# [Work to be completed]
Lift every line from the entries that includes the word "title".

# [Dataset excerpts]
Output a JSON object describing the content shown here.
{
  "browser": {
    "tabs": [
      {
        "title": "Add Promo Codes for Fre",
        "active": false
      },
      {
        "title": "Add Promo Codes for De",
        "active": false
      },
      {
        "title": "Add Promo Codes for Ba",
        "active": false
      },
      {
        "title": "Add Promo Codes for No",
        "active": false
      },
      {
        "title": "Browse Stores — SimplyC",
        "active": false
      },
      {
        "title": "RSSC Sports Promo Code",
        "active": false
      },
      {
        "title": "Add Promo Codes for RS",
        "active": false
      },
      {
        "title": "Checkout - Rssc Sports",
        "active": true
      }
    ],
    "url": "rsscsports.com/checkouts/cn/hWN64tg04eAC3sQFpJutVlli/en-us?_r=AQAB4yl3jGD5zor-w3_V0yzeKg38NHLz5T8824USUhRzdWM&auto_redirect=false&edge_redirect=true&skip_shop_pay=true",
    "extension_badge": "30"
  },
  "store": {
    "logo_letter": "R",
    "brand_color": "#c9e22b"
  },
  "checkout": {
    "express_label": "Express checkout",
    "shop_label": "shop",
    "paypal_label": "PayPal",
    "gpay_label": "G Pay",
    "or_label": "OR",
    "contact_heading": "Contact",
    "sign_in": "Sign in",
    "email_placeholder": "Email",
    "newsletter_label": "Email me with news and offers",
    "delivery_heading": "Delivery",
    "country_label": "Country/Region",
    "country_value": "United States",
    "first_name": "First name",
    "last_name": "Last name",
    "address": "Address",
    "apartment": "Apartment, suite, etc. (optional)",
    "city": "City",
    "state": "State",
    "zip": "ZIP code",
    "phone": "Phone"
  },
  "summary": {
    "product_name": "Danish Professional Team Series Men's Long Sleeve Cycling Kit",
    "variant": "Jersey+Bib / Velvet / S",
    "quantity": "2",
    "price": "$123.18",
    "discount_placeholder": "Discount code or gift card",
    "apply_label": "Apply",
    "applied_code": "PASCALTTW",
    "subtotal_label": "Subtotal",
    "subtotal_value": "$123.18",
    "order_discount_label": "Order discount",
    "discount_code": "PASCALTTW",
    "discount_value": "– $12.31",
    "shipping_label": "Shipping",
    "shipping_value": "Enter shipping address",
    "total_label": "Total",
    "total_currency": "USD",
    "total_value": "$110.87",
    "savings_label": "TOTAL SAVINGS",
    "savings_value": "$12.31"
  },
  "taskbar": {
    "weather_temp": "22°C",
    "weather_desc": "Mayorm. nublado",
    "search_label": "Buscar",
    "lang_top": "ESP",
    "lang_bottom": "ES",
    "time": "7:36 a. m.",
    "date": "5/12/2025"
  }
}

# [Output of the task]
        "title": "Add Promo Codes for Fre",
        "title": "Add Promo Codes for De",
        "title": "Add Promo Codes for Ba",
        "title": "Add Promo Codes for No",
        "title": "Browse Stores — SimplyC",
        "title": "RSSC Sports Promo Code",
        "title": "Add Promo Codes for RS",
        "title": "Checkout - Rssc Sports",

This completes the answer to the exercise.